App and web page records:
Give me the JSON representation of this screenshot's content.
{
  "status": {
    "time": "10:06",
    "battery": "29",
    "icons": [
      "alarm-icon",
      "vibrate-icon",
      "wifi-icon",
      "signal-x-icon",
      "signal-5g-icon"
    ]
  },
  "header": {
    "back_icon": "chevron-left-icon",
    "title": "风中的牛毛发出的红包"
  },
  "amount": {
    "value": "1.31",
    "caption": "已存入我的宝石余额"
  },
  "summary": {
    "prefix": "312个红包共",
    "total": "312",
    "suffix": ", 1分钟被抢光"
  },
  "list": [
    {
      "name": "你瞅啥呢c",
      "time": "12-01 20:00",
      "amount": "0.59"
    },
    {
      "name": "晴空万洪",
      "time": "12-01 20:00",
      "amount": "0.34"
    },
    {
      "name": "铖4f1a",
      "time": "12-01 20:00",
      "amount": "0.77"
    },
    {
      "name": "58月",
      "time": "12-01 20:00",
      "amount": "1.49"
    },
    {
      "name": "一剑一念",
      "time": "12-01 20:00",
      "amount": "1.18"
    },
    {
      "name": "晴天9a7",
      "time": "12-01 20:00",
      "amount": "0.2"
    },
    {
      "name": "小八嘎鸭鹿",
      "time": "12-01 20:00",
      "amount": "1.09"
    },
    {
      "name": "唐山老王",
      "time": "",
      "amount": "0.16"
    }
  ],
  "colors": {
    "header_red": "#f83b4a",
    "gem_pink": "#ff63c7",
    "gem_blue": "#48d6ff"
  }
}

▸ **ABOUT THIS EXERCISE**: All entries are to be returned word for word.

▸ **REPLY TO THE EXERCISE**:
Give me the JSON representation of this screenshot's content.
{
  "status": {
    "time": "10:06",
    "battery": "29",
    "icons": [
      "alarm-icon",
      "vibrate-icon",
      "wifi-icon",
      "signal-x-icon",
      "signal-5g-icon"
    ]
  },
  "header": {
    "back_icon": "chevron-left-icon",
    "title": "风中的牛毛发出的红包"
  },
  "amount": {
    "value": "1.31",
    "caption": "已存入我的宝石余额"
  },
  "summary": {
    "prefix": "312个红包共",
    "total": "312",
    "suffix": ", 1分钟被抢光"
  },
  "list": [
    {
      "name": "你瞅啥呢c",
      "time": "12-01 20:00",
      "amount": "0.59"
    },
    {
      "name": "晴空万洪",
      "time": "12-01 20:00",
      "amount": "0.34"
    },
    {
      "name": "铖4f1a",
      "time": "12-01 20:00",
      "amount": "0.77"
    },
    {
      "name": "58月",
      "time": "12-01 20:00",
      "amount": "1.49"
    },
    {
      "name": "一剑一念",
      "time": "12-01 20:00",
      "amount": "1.18"
    },
    {
      "name": "晴天9a7",
      "time": "12-01 20:00",
      "amount": "0.2"
    },
    {
      "name": "小八嘎鸭鹿",
      "time": "12-01 20:00",
      "amount": "1.09"
    },
    {
      "name": "唐山老王",
      "time": "",
      "amount": "0.16"
    }
  ],
  "colors": {
    "header_red": "#f83b4a",
    "gem_pink": "#ff63c7",
    "gem_blue": "#48d6ff"
  }
}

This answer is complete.